As I mentioned in another recent post, I submitted a couple of Drabbles for Chinbeard Books' A Time Lord For Change that weren't used for one reason or another. Here then is the second of those. I had the temerity to propose one for Lawrence Miles' brilliant EDA Alien Bodies. The editors decided in the end they weren't going to go down the route of spin-offs or novels, to keep the book focussed on the TV adventures - which is a fair decision and probably makes the book generally more accessible.

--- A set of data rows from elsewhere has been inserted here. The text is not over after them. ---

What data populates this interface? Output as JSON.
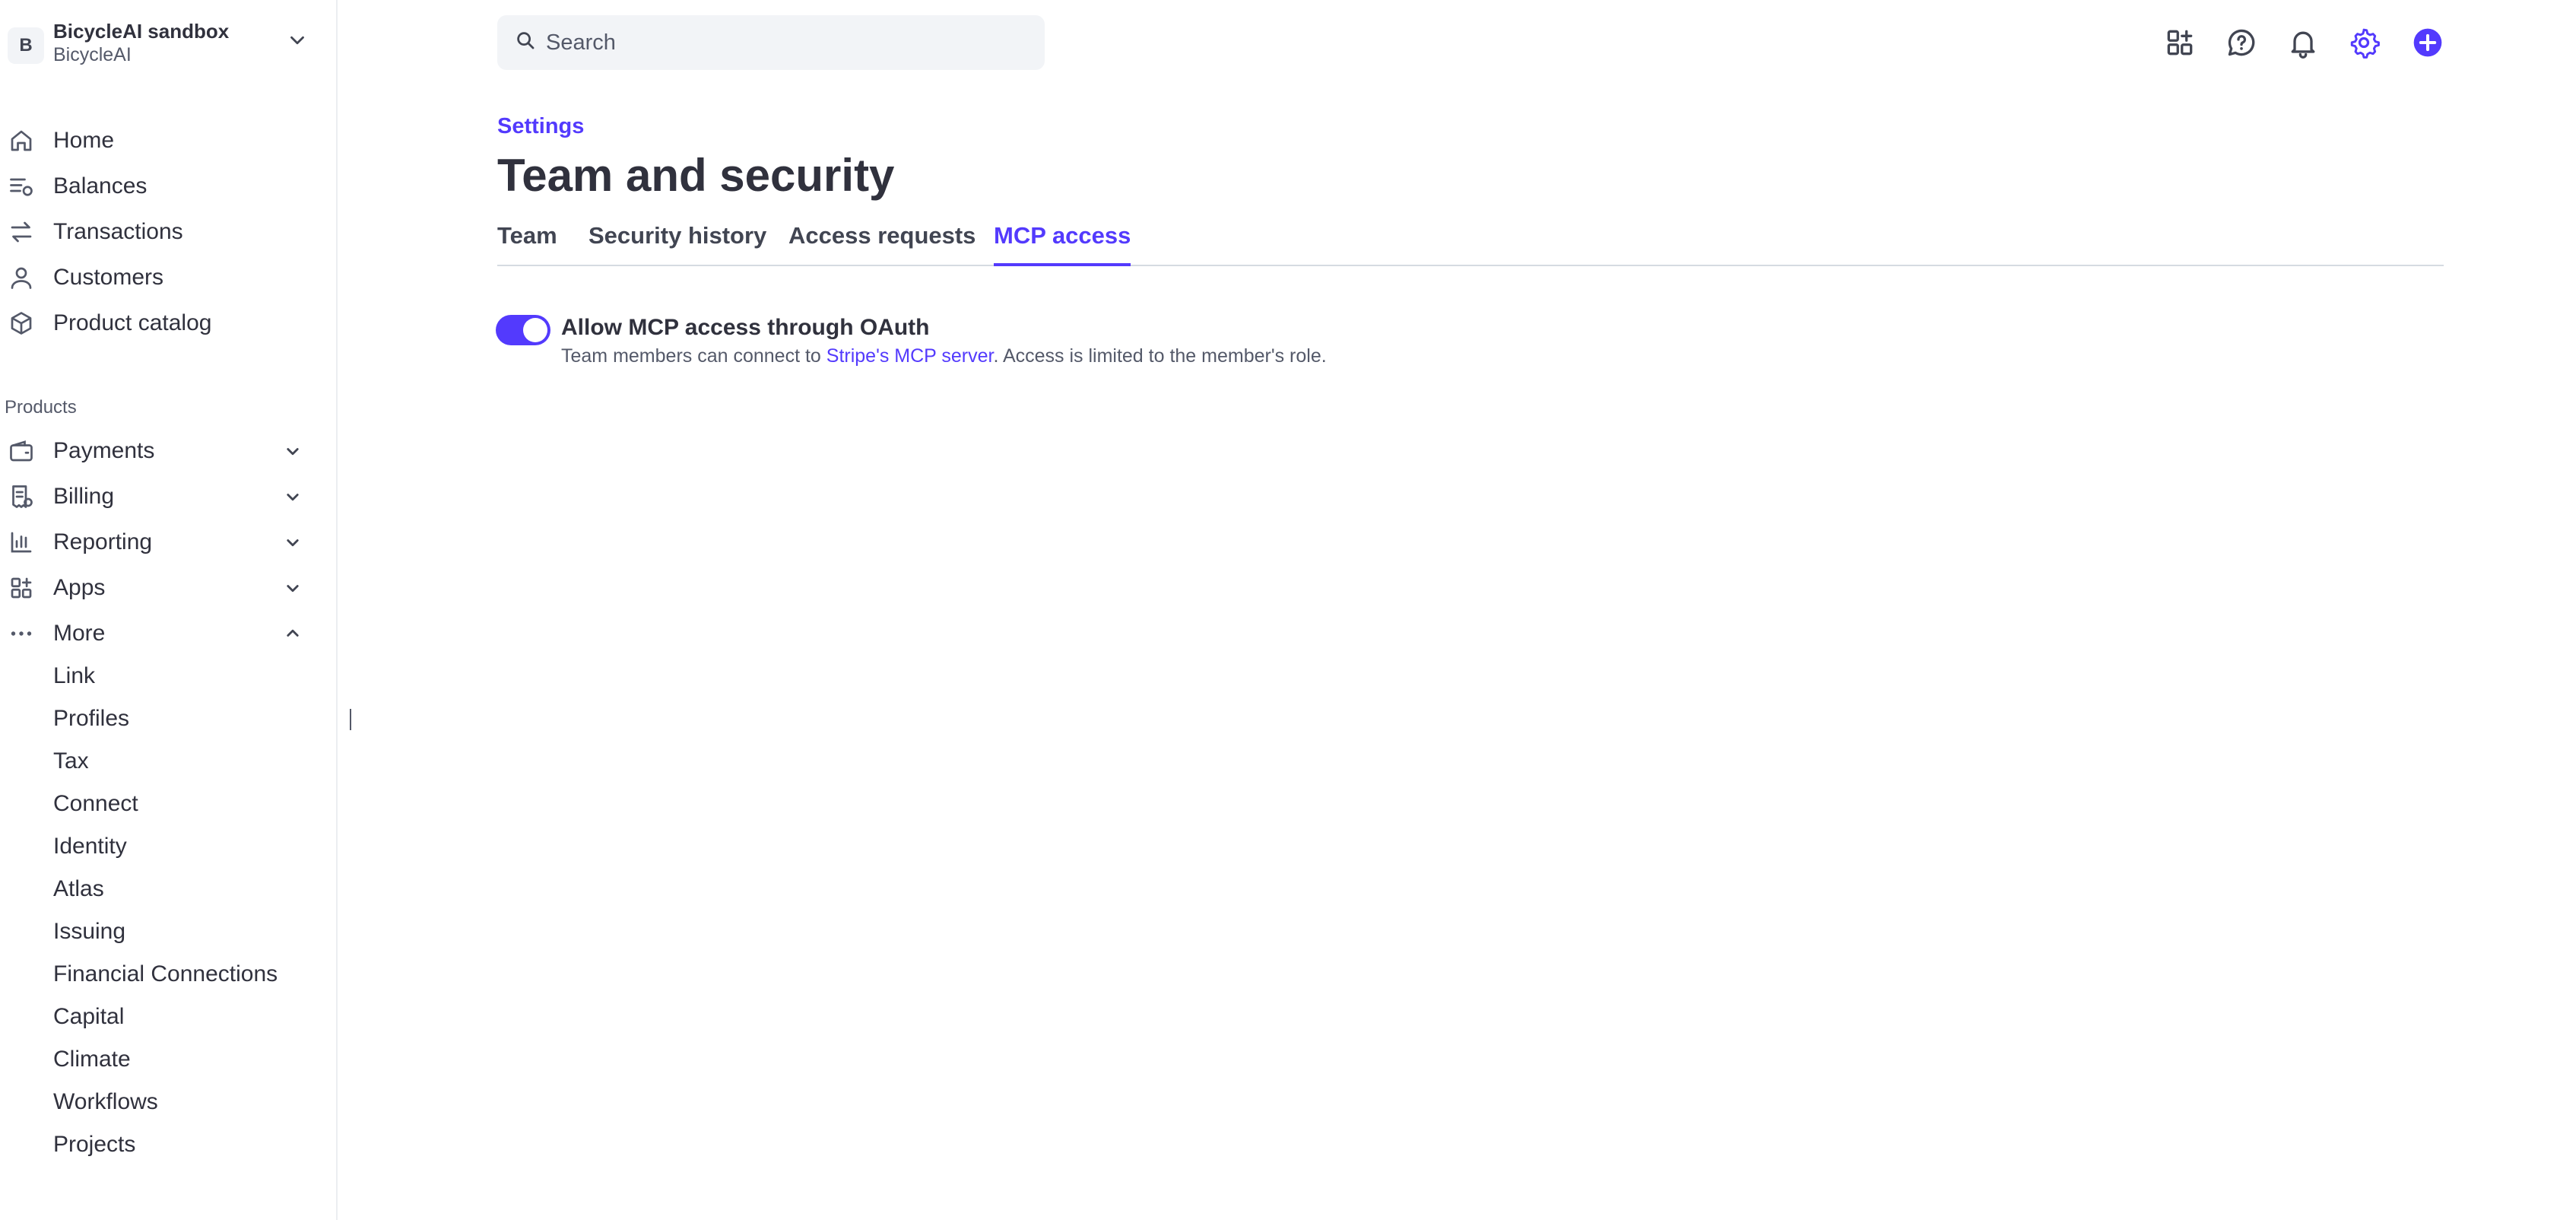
{
  "account": {
    "initial": "B",
    "name": "BicycleAI sandbox",
    "org": "BicycleAI"
  },
  "nav": {
    "primary": [
      {
        "label": "Home",
        "icon": "home-icon"
      },
      {
        "label": "Balances",
        "icon": "balances-icon"
      },
      {
        "label": "Transactions",
        "icon": "transactions-icon"
      },
      {
        "label": "Customers",
        "icon": "customers-icon"
      },
      {
        "label": "Product catalog",
        "icon": "product-catalog-icon"
      }
    ],
    "section_label": "Products",
    "products": [
      {
        "label": "Payments",
        "icon": "wallet-icon"
      },
      {
        "label": "Billing",
        "icon": "billing-icon"
      },
      {
        "label": "Reporting",
        "icon": "reporting-icon"
      },
      {
        "label": "Apps",
        "icon": "apps-icon"
      },
      {
        "label": "More",
        "icon": "more-icon"
      }
    ],
    "more_items": [
      "Link",
      "Profiles",
      "Tax",
      "Connect",
      "Identity",
      "Atlas",
      "Issuing",
      "Financial Connections",
      "Capital",
      "Climate",
      "Workflows",
      "Projects"
    ]
  },
  "search": {
    "placeholder": "Search"
  },
  "topbar_icons": [
    "apps-grid-icon",
    "help-icon",
    "bell-icon",
    "gear-icon",
    "plus-icon"
  ],
  "main": {
    "breadcrumb": "Settings",
    "title": "Team and security",
    "tabs": [
      "Team",
      "Security history",
      "Access requests",
      "MCP access"
    ],
    "active_tab": "MCP access",
    "option": {
      "title": "Allow MCP access through OAuth",
      "desc_before": "Team members can connect to ",
      "desc_link": "Stripe's MCP server",
      "desc_after": ". Access is limited to the member's role.",
      "enabled": true
    }
  },
  "colors": {
    "accent": "#533afd",
    "text": "#30313d",
    "muted": "#545969"
  }
}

Including areas such as the original novels of the 'Wilderness Years' would most likely open a can of (Time)wyrms anyway.

You can find out more about Chinbeard Books and A Time Lord For Change, plus links to purchase it here:

Proceeds from the sale of this book go to the mental health charity MIND

You can follow the editors and publisher on Twitter on @cliffchapman, @eltownendjones; @BarnabyEJ; @ChinbeardBooks

My thanks go to Cliff for conceiving the project and allowing me to contribute, and also to Elton and Barnaby for picking up the baton when needed and pushing the whole thing through to fruition. I sincerely hope the book does well and raises lost of money for such a good cause.

So here then, for your perusal, is my other unused Drabble:

Alien Bodies: ‘Don’t Try The Slurry’

Scientific unit Delta reporting. Meteor F7 found unsuitable, mining resulted in breakup. No loss of resource, but structural damage to saucer. Emergency repair landing on planetoid designated K120t0Ω. Crystalline slurry discovered on planetoid surface. Substance inert, but exhibits high energy potential. Siphoned into hold for further investigation.

Report ends.

Supplemental: Substance shows signs of activity post-launch, bubbling and solidifying at edges. Operatives observing. Behaviour contradicts accepted change of matter states upon injection of energy. Unit leader advises caution.

Supplemental ends.

Further supplemental: Assist! Urgent assist! Slurry has invaded several Dalek casings and-